Required work: Each entry shown below is to be reproduced exactly.

Start of Given data

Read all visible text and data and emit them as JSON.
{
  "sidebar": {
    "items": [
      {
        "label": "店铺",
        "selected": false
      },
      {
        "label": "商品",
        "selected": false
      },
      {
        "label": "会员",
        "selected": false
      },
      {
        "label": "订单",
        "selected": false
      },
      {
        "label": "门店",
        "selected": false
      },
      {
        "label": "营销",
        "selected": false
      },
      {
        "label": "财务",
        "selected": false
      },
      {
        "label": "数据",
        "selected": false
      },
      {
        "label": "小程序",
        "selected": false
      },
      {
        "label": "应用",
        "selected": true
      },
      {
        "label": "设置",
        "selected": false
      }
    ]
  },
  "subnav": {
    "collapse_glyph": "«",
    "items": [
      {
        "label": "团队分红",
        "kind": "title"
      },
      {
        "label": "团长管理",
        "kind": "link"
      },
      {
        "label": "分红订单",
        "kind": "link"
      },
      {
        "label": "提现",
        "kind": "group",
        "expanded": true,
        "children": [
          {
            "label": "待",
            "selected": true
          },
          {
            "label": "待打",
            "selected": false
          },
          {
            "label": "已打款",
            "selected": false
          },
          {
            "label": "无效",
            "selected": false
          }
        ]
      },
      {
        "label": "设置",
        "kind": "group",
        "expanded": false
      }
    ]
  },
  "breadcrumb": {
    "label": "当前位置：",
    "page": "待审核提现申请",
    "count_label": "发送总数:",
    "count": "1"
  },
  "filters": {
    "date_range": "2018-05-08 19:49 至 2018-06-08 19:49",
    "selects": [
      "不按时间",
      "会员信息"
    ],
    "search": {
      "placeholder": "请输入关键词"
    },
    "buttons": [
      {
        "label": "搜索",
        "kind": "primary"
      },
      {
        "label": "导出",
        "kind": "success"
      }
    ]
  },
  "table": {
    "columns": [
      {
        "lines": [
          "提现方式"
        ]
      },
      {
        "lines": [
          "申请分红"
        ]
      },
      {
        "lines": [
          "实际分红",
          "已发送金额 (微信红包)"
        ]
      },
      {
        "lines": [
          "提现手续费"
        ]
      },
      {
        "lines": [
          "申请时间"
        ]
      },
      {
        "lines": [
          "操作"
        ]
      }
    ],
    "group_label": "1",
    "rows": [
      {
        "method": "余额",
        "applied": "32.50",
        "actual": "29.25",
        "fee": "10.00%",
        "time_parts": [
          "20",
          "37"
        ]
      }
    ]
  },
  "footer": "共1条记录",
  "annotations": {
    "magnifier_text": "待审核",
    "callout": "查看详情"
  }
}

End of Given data

Your response:
Read all visible text and data and emit them as JSON.
{
  "sidebar": {
    "items": [
      {
        "label": "店铺",
        "selected": false
      },
      {
        "label": "商品",
        "selected": false
      },
      {
        "label": "会员",
        "selected": false
      },
      {
        "label": "订单",
        "selected": false
      },
      {
        "label": "门店",
        "selected": false
      },
      {
        "label": "营销",
        "selected": false
      },
      {
        "label": "财务",
        "selected": false
      },
      {
        "label": "数据",
        "selected": false
      },
      {
        "label": "小程序",
        "selected": false
      },
      {
        "label": "应用",
        "selected": true
      },
      {
        "label": "设置",
        "selected": false
      }
    ]
  },
  "subnav": {
    "collapse_glyph": "«",
    "items": [
      {
        "label": "团队分红",
        "kind": "title"
      },
      {
        "label": "团长管理",
        "kind": "link"
      },
      {
        "label": "分红订单",
        "kind": "link"
      },
      {
        "label": "提现",
        "kind": "group",
        "expanded": true,
        "children": [
          {
            "label": "待",
            "selected": true
          },
          {
            "label": "待打",
            "selected": false
          },
          {
            "label": "已打款",
            "selected": false
          },
          {
            "label": "无效",
            "selected": false
          }
        ]
      },
      {
        "label": "设置",
        "kind": "group",
        "expanded": false
      }
    ]
  },
  "breadcrumb": {
    "label": "当前位置：",
    "page": "待审核提现申请",
    "count_label": "发送总数:",
    "count": "1"
  },
  "filters": {
    "date_range": "2018-05-08 19:49 至 2018-06-08 19:49",
    "selects": [
      "不按时间",
      "会员信息"
    ],
    "search": {
      "placeholder": "请输入关键词"
    },
    "buttons": [
      {
        "label": "搜索",
        "kind": "primary"
      },
      {
        "label": "导出",
        "kind": "success"
      }
    ]
  },
  "table": {
    "columns": [
      {
        "lines": [
          "提现方式"
        ]
      },
      {
        "lines": [
          "申请分红"
        ]
      },
      {
        "lines": [
          "实际分红",
          "已发送金额 (微信红包)"
        ]
      },
      {
        "lines": [
          "提现手续费"
        ]
      },
      {
        "lines": [
          "申请时间"
        ]
      },
      {
        "lines": [
          "操作"
        ]
      }
    ],
    "group_label": "1",
    "rows": [
      {
        "method": "余额",
        "applied": "32.50",
        "actual": "29.25",
        "fee": "10.00%",
        "time_parts": [
          "20",
          "37"
        ]
      }
    ]
  },
  "footer": "共1条记录",
  "annotations": {
    "magnifier_text": "待审核",
    "callout": "查看详情"
  }
}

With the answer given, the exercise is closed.